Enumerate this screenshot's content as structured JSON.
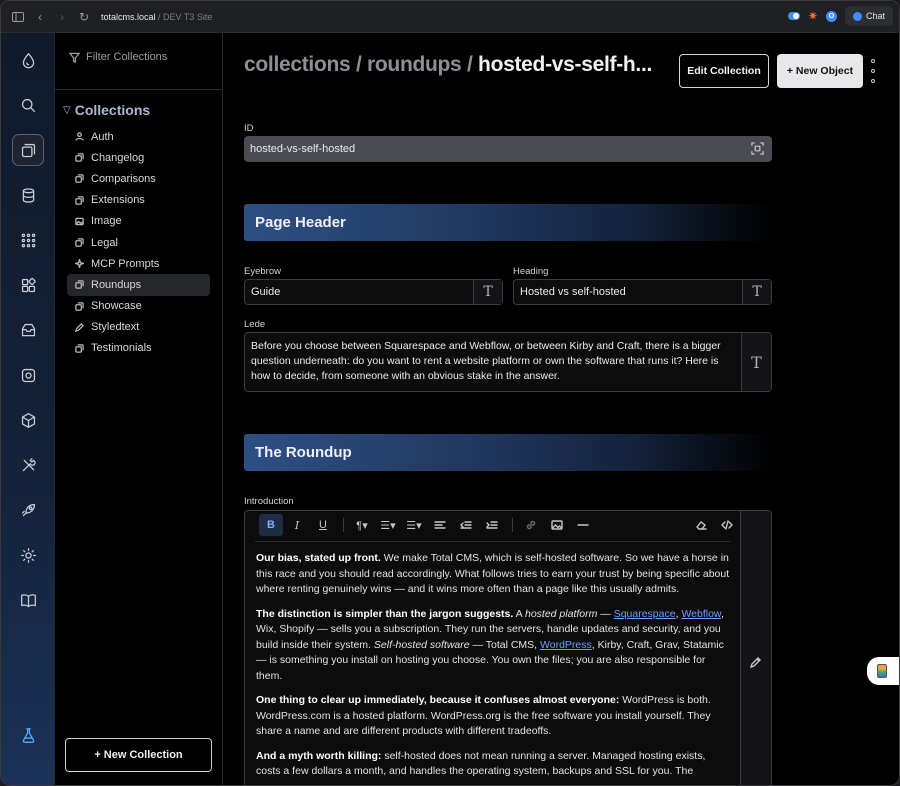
{
  "titlebar": {
    "host": "totalcms.local",
    "site": " / DEV T3 Site",
    "chat_label": "Chat"
  },
  "rail": {
    "icons": [
      "drop-icon",
      "search-icon",
      "collections-icon",
      "database-icon",
      "grid-dots-icon",
      "blocks-icon",
      "inbox-icon",
      "settings-gear-icon",
      "package-icon",
      "tools-icon",
      "rocket-icon",
      "gear-icon",
      "book-icon",
      "flask-icon"
    ]
  },
  "sidebar": {
    "filter_placeholder": "Filter Collections",
    "section_title": "Collections",
    "items": [
      {
        "label": "Auth",
        "icon": "user-icon"
      },
      {
        "label": "Changelog",
        "icon": "copy-icon"
      },
      {
        "label": "Comparisons",
        "icon": "copy-icon"
      },
      {
        "label": "Extensions",
        "icon": "copy-icon"
      },
      {
        "label": "Image",
        "icon": "image-icon"
      },
      {
        "label": "Legal",
        "icon": "copy-icon"
      },
      {
        "label": "MCP Prompts",
        "icon": "sparkle-icon"
      },
      {
        "label": "Roundups",
        "icon": "copy-icon"
      },
      {
        "label": "Showcase",
        "icon": "copy-icon"
      },
      {
        "label": "Styledtext",
        "icon": "pen-icon"
      },
      {
        "label": "Testimonials",
        "icon": "copy-icon"
      }
    ],
    "active_item": "Roundups",
    "new_collection_label": "+ New Collection"
  },
  "header": {
    "crumb_1": "collections",
    "crumb_2": "roundups",
    "crumb_current": "hosted-vs-self-h...",
    "separator": " / ",
    "edit_label": "Edit Collection",
    "new_label": "+ New Object"
  },
  "form": {
    "id_label": "ID",
    "id_value": "hosted-vs-self-hosted",
    "section_page_header": "Page Header",
    "eyebrow_label": "Eyebrow",
    "eyebrow_value": "Guide",
    "heading_label": "Heading",
    "heading_value": "Hosted vs self-hosted",
    "lede_label": "Lede",
    "lede_value": "Before you choose between Squarespace and Webflow, or between Kirby and Craft, there is a bigger question underneath: do you want to rent a website platform or own the software that runs it? Here is how to decide, from someone with an obvious stake in the answer.",
    "section_roundup": "The Roundup",
    "intro_label": "Introduction",
    "text_icon_glyph": "T"
  },
  "editor": {
    "toolbar": {
      "bold": "B",
      "italic": "I",
      "underline": "U",
      "paragraph": "¶▾",
      "bullets": "☰▾",
      "numbers": "☰▾"
    },
    "p1_lead": "Our bias, stated up front.",
    "p1_rest": " We make Total CMS, which is self-hosted software. So we have a horse in this race and you should read accordingly. What follows tries to earn your trust by being specific about where renting genuinely wins — and it wins more often than a page like this usually admits.",
    "p2_lead": "The distinction is simpler than the jargon suggests.",
    "p2_a": " A ",
    "p2_em1": "hosted platform",
    "p2_b": " — ",
    "p2_link1": "Squarespace",
    "p2_c": ", ",
    "p2_link2": "Webflow",
    "p2_d": ", Wix, Shopify — sells you a subscription. They run the servers, handle updates and security, and you build inside their system. ",
    "p2_em2": "Self-hosted software",
    "p2_e": " — Total CMS, ",
    "p2_link3": "WordPress",
    "p2_f": ", Kirby, Craft, Grav, Statamic — is something you install on hosting you choose. You own the files; you are also responsible for them.",
    "p3_lead": "One thing to clear up immediately, because it confuses almost everyone:",
    "p3_rest": " WordPress is both. WordPress.com is a hosted platform. WordPress.org is the free software you install yourself. They share a name and are different products with different tradeoffs.",
    "p4_lead": "And a myth worth killing:",
    "p4_rest": " self-hosted does not mean running a server. Managed hosting exists, costs a few dollars a month, and handles the operating system, backups and SSL for you. The"
  },
  "colors": {
    "accent": "#3d8dff",
    "banner": "#2e4f84",
    "link": "#6da0ff"
  }
}
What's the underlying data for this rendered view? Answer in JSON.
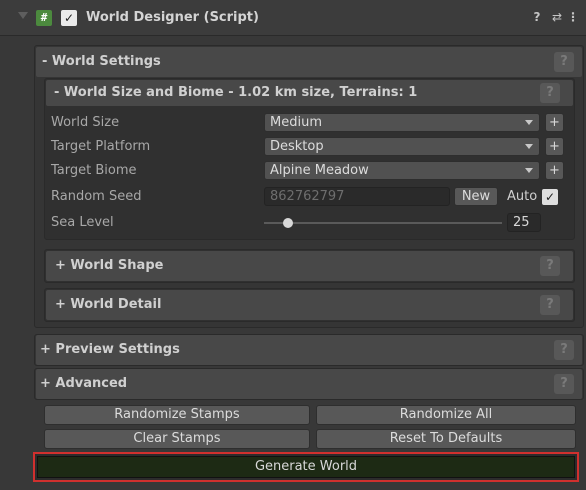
{
  "component": {
    "title": "World Designer (Script)",
    "script_icon": "#",
    "enabled_check": "✓",
    "help_icon": "?",
    "preset_icon": "⇄",
    "menu_icon": "⋮"
  },
  "world_settings": {
    "title": "- World Settings",
    "help": "?",
    "size_biome": {
      "title": "-  World Size and Biome - 1.02 km size, Terrains: 1",
      "help": "?",
      "fields": [
        {
          "label": "World Size",
          "value": "Medium",
          "plus": "+"
        },
        {
          "label": "Target Platform",
          "value": "Desktop",
          "plus": "+"
        },
        {
          "label": "Target Biome",
          "value": "Alpine Meadow",
          "plus": "+"
        }
      ],
      "seed": {
        "label": "Random Seed",
        "value": "862762797",
        "new_label": "New",
        "auto_label": "Auto",
        "auto_check": "✓"
      },
      "sea_level": {
        "label": "Sea Level",
        "value": "25",
        "slider_fraction": 0.1
      }
    },
    "world_shape": {
      "title": "+  World Shape",
      "help": "?"
    },
    "world_detail": {
      "title": "+  World Detail",
      "help": "?"
    }
  },
  "preview_settings": {
    "title": "+ Preview Settings",
    "help": "?"
  },
  "advanced": {
    "title": "+ Advanced",
    "help": "?",
    "buttons": {
      "randomize_stamps": "Randomize Stamps",
      "randomize_all": "Randomize All",
      "clear_stamps": "Clear Stamps",
      "reset_defaults": "Reset To Defaults"
    }
  },
  "generate": {
    "label": "Generate World"
  },
  "colors": {
    "background": "#383838",
    "generate_button": "#1d2a14",
    "highlight_border": "#d0302e",
    "script_icon": "#4c8a3e"
  }
}
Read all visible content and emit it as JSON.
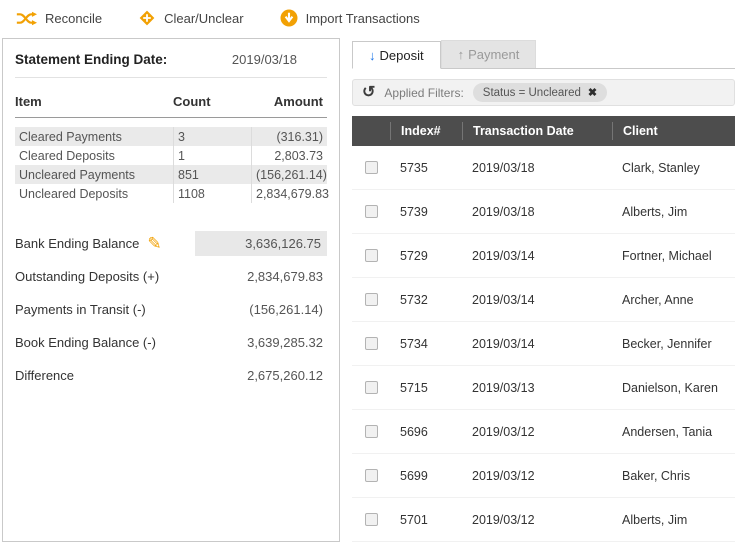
{
  "toolbar": {
    "reconcile": "Reconcile",
    "clear_unclear": "Clear/Unclear",
    "import_transactions": "Import Transactions"
  },
  "summary_panel": {
    "statement_label": "Statement Ending Date:",
    "statement_date": "2019/03/18",
    "columns": {
      "item": "Item",
      "count": "Count",
      "amount": "Amount"
    },
    "rows": [
      {
        "item": "Cleared Payments",
        "count": "3",
        "amount": "(316.31)"
      },
      {
        "item": "Cleared Deposits",
        "count": "1",
        "amount": "2,803.73"
      },
      {
        "item": "Uncleared Payments",
        "count": "851",
        "amount": "(156,261.14)"
      },
      {
        "item": "Uncleared Deposits",
        "count": "1108",
        "amount": "2,834,679.83"
      }
    ],
    "totals": [
      {
        "label": "Bank Ending Balance",
        "value": "3,636,126.75"
      },
      {
        "label": "Outstanding Deposits (+)",
        "value": "2,834,679.83"
      },
      {
        "label": "Payments in Transit (-)",
        "value": "(156,261.14)"
      },
      {
        "label": "Book Ending Balance (-)",
        "value": "3,639,285.32"
      },
      {
        "label": "Difference",
        "value": "2,675,260.12"
      }
    ]
  },
  "tabs": {
    "deposit": {
      "label": "Deposit",
      "arrow": "↓"
    },
    "payment": {
      "label": "Payment",
      "arrow": "↑"
    }
  },
  "filters": {
    "label": "Applied Filters:",
    "pill": {
      "text": "Status = Uncleared",
      "close": "✖"
    }
  },
  "transactions": {
    "columns": {
      "index": "Index#",
      "date": "Transaction Date",
      "client": "Client"
    },
    "rows": [
      {
        "index": "5735",
        "date": "2019/03/18",
        "client": "Clark, Stanley"
      },
      {
        "index": "5739",
        "date": "2019/03/18",
        "client": "Alberts, Jim"
      },
      {
        "index": "5729",
        "date": "2019/03/14",
        "client": "Fortner, Michael"
      },
      {
        "index": "5732",
        "date": "2019/03/14",
        "client": "Archer, Anne"
      },
      {
        "index": "5734",
        "date": "2019/03/14",
        "client": "Becker, Jennifer"
      },
      {
        "index": "5715",
        "date": "2019/03/13",
        "client": "Danielson, Karen"
      },
      {
        "index": "5696",
        "date": "2019/03/12",
        "client": "Andersen, Tania"
      },
      {
        "index": "5699",
        "date": "2019/03/12",
        "client": "Baker, Chris"
      },
      {
        "index": "5701",
        "date": "2019/03/12",
        "client": "Alberts, Jim"
      }
    ]
  },
  "icons": {
    "edit_pencil": "✎",
    "refresh": "↺"
  },
  "colors": {
    "accent_orange": "#F2A104",
    "table_header_dark": "#4D4D4D",
    "deposit_arrow_blue": "#1A73E8"
  }
}
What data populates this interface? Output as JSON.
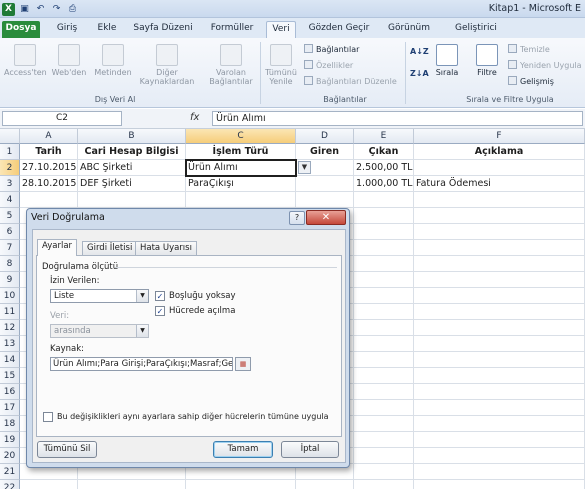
{
  "window": {
    "title": "Kitap1 - Microsoft E",
    "qat_icons": [
      "excel-logo",
      "save-icon",
      "undo-icon",
      "redo-icon",
      "print-preview-icon"
    ]
  },
  "ribbon": {
    "tabs": [
      "Dosya",
      "Giriş",
      "Ekle",
      "Sayfa Düzeni",
      "Formüller",
      "Veri",
      "Gözden Geçir",
      "Görünüm",
      "Geliştirici"
    ],
    "active_tab": "Veri",
    "external_data": {
      "access": "Access'ten",
      "web": "Web'den",
      "text": "Metinden",
      "other_1": "Diğer",
      "other_2": "Kaynaklardan",
      "existing_1": "Varolan",
      "existing_2": "Bağlantılar",
      "group_label": "Dış Veri Al"
    },
    "connections": {
      "refresh_1": "Tümünü",
      "refresh_2": "Yenile",
      "connections": "Bağlantılar",
      "properties": "Özellikler",
      "edit_links": "Bağlantıları Düzenle",
      "group_label": "Bağlantılar"
    },
    "sort_filter": {
      "sort_az": "A↓Z",
      "sort_za": "Z↓A",
      "sort": "Sırala",
      "filter": "Filtre",
      "clear": "Temizle",
      "reapply": "Yeniden Uygula",
      "advanced": "Gelişmiş",
      "group_label": "Sırala ve Filtre Uygula"
    }
  },
  "formula_bar": {
    "name_box": "C2",
    "fx": "fx",
    "formula": "Ürün Alımı"
  },
  "sheet": {
    "columns": [
      "A",
      "B",
      "C",
      "D",
      "E",
      "F"
    ],
    "rows": [
      "1",
      "2",
      "3",
      "4",
      "5",
      "6",
      "7",
      "8",
      "9",
      "10",
      "11",
      "12",
      "13",
      "14",
      "15",
      "16",
      "17",
      "18",
      "19",
      "20",
      "21",
      "22"
    ],
    "headers": {
      "a": "Tarih",
      "b": "Cari Hesap Bilgisi",
      "c": "İşlem Türü",
      "d": "Giren",
      "e": "Çıkan",
      "f": "Açıklama"
    },
    "row2": {
      "a": "27.10.2015",
      "b": "ABC Şirketi",
      "c": "Ürün Alımı",
      "d": "",
      "e": "2.500,00 TL",
      "f": ""
    },
    "row3": {
      "a": "28.10.2015",
      "b": "DEF Şirketi",
      "c": "ParaÇıkışı",
      "d": "",
      "e": "1.000,00 TL",
      "f": "Fatura Ödemesi"
    }
  },
  "dialog": {
    "title": "Veri Doğrulama",
    "help": "?",
    "close": "✕",
    "tabs": [
      "Ayarlar",
      "Girdi İletisi",
      "Hata Uyarısı"
    ],
    "section": "Doğrulama ölçütü",
    "allow_label": "İzin Verilen:",
    "allow_value": "Liste",
    "ignore_blank": "Boşluğu yoksay",
    "in_cell_dropdown": "Hücrede açılma",
    "data_label": "Veri:",
    "data_value": "arasında",
    "source_label": "Kaynak:",
    "source_value": "Ürün Alımı;Para Girişi;ParaÇıkışı;Masraf;Genel Ç",
    "apply_all": "Bu değişiklikleri aynı ayarlara sahip diğer hücrelerin tümüne uygula",
    "clear_all": "Tümünü Sil",
    "ok": "Tamam",
    "cancel": "İptal"
  }
}
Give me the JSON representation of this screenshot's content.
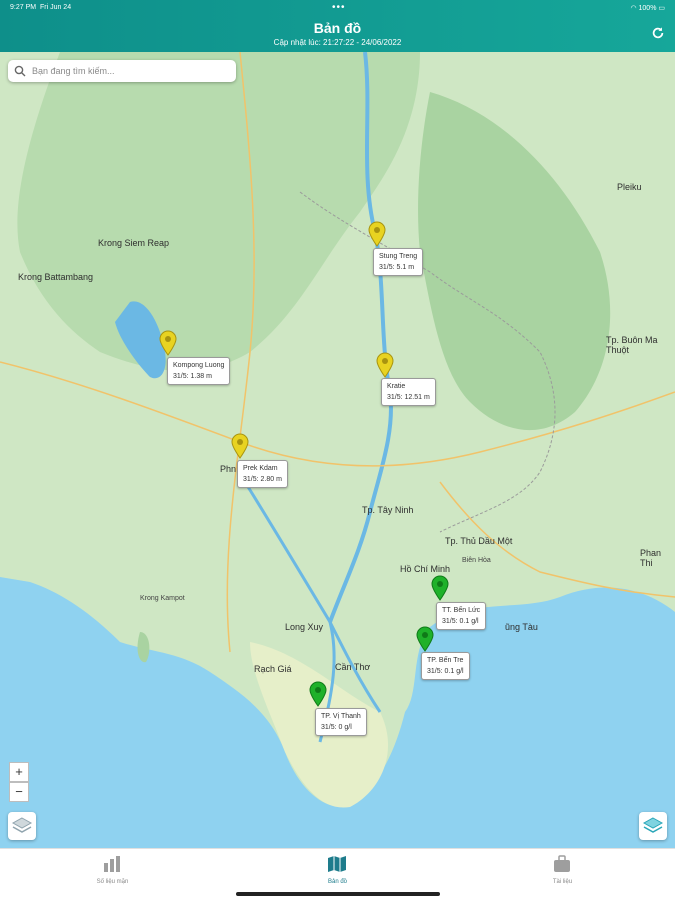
{
  "status_bar": {
    "time": "9:27 PM",
    "date": "Fri Jun 24",
    "battery": "100%",
    "dots": "•••"
  },
  "header": {
    "title": "Bản đồ",
    "subtitle": "Cập nhật lúc: 21:27:22 - 24/06/2022",
    "refresh_icon": "refresh-icon"
  },
  "search": {
    "placeholder": "Bạn đang tìm kiếm..."
  },
  "markers": [
    {
      "name": "Stung Treng",
      "value": "31/5: 5.1 m",
      "status": "yellow"
    },
    {
      "name": "Kompong Luong",
      "value": "31/5: 1.38 m",
      "status": "yellow"
    },
    {
      "name": "Kratie",
      "value": "31/5: 12.51 m",
      "status": "yellow"
    },
    {
      "name": "Prek Kdam",
      "value": "31/5: 2.80 m",
      "status": "yellow"
    },
    {
      "name": "TT. Bến Lức",
      "value": "31/5: 0.1 g/l",
      "status": "green"
    },
    {
      "name": "TP. Bến Tre",
      "value": "31/5: 0.1 g/l",
      "status": "green"
    },
    {
      "name": "TP. Vị Thanh",
      "value": "31/5: 0 g/l",
      "status": "green"
    }
  ],
  "map_labels": {
    "hcm": "Hồ Chí Minh",
    "phnom": "Phn",
    "tay_ninh": "Tp. Tây Ninh",
    "thu_dau_mot": "Tp. Thủ Dầu Một",
    "long_xuyen": "Long Xuy",
    "can_tho": "Cần Thơ",
    "rach_gia": "Rạch Giá",
    "buon_ma_thuot": "Tp. Buôn Ma Thuột",
    "pleiku": "Pleiku",
    "phan_thiet": "Phan Thi",
    "vung_tau": "ũng Tàu",
    "siem_reap": "Krong Siem Reap",
    "battambang": "Krong Battambang",
    "kampot": "Krong Kampot",
    "bien_hoa": "Biên Hòa"
  },
  "zoom": {
    "in": "+",
    "out": "−"
  },
  "colors": {
    "accent": "#1e7c8c",
    "pin_yellow": "#e8d321",
    "pin_green": "#1fb12a",
    "water": "#8fd2f0"
  },
  "tabs": [
    {
      "label": "Số liệu mặn",
      "icon": "bar-chart-icon",
      "active": false
    },
    {
      "label": "Bản đồ",
      "icon": "map-icon",
      "active": true
    },
    {
      "label": "Tài liệu",
      "icon": "briefcase-icon",
      "active": false
    }
  ]
}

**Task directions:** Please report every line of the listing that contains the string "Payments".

**Final answer:**
        "item": "Cleared Payments",
        "item": "Uncleared Payments",
        "label": "Payments in Transit (-)",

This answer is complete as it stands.